When it comes to food, technology is changing everything. We are in the middle of a food evolution where the things we buy at the supermarket usually undergo factory processes. Whether or not these revolutionary technologies that will change the way people eat in the future are safe, we won’t know yet because today, the safest and healthiest food to eat is organic. While these food technologies may not convince organic eaters that they’re safe to be integrated with food, even with the FDA’s seal of approval, it’s interesting to learn what scientists are trying to come up with when it comes to making food “safer” and “healthier.” Here’s a glimpse of some of the food technologies that are currently under development.
Nanoparticles aren’t something new as researchers have been trying to create small particles for use in food for a long time. The reason why scientists are researching this is because they want to use molecular particles that can make diet-friendly food items taste great (without putting any added sugar and fat). Right now, researchers aren’t sure yet whether these nanoparticles are completely safe to eat because they’re so small they could easily pass through veins and end up in sensitive areas of the body like the heart and brain.
Stem-cell beef patties
Dutch scientist Mark Post is trying to grow meat from a cow’s stem cells to make burger. Right now, the time, procedures, and money it takes to create a single patty from a stem cell costs about 300 million Euros, meaning it’s entirely possible now but not economical. However, technology is improving fast and the scientist estimates that it will become economical and ready for mass production in at least 10 to 15 more years.

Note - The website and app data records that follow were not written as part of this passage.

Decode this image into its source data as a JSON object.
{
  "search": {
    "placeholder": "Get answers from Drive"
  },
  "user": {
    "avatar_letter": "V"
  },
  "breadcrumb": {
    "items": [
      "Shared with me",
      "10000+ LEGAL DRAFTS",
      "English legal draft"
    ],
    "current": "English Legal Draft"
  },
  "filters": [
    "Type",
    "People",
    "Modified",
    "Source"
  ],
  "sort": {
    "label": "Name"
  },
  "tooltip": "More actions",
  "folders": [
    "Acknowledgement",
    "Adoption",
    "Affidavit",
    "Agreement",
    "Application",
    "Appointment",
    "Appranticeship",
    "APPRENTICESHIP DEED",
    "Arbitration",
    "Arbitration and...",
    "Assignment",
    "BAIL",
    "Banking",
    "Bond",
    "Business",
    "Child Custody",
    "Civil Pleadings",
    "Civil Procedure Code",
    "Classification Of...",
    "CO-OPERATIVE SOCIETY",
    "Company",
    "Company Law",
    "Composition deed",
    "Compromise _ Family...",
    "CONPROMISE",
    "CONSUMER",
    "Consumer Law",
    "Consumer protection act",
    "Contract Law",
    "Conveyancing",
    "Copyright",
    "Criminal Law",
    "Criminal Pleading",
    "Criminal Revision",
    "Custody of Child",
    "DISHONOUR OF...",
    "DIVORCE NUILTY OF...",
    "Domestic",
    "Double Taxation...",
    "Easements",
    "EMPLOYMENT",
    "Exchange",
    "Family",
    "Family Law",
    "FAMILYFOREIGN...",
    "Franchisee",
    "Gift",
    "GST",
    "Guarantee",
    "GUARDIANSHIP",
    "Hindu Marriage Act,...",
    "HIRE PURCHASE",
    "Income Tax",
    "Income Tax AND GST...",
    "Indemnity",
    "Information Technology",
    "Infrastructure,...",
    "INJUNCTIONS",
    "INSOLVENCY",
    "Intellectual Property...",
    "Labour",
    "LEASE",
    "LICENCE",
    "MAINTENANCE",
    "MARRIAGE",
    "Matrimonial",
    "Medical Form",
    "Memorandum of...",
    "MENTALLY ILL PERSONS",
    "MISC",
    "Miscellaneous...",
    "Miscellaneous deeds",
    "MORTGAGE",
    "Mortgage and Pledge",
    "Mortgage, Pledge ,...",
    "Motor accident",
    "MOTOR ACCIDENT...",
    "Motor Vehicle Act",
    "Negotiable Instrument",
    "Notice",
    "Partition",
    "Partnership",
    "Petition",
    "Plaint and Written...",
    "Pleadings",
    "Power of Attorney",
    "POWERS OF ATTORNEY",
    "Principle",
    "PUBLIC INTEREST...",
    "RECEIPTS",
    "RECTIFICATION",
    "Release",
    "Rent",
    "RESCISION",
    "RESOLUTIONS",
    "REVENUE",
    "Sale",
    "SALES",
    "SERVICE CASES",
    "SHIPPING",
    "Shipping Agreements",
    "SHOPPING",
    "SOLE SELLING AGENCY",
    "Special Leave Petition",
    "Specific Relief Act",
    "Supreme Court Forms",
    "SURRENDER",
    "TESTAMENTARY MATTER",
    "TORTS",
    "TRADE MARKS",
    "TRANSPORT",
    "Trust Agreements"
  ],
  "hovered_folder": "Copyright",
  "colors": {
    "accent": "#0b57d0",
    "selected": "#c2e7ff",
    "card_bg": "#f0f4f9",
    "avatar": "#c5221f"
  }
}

In Netherlands, a company is now developing a simple spray that contains “bacteriophages,” which are things that bind with and kill bacteria. If proven safe by the FDA, some restaurants may soon spray it on fish meat before cooking. There are E. coli and salmonella poisoning risks when eating raw fish and this technology may change the way food safety standards work.
As previously said, technology is advancing at a fast rate and these food technologies may get implemented sooner than we think. About a decade ago, mobiles were used only for telecommunication purposes but now, technology has advanced so much that people use them for almost anything, from finding the nearest restaurant to transferring funds across the globe. According to the parent company of the recreational slingo hub Spin Genie, mobile is one of the most powerful movers in the Internet landscape today so we can probably expect these devices to play a huge role in developing the aforementioned technologies for food. Perhaps when the salmonella spray gets released for public use, it can also identify what type of virus was successfully or unsuccessfully removed from the fish by connecting to the Internet and delivering results straight to a user’s mobile. That being said, nothing beats organic food and the anti-salmonella spray, beef patties from stem cells, and nanoparticles may raise a few eyebrows because they seem to be quite invasive to food but they are aiming to ease our curiosities somewhat at least.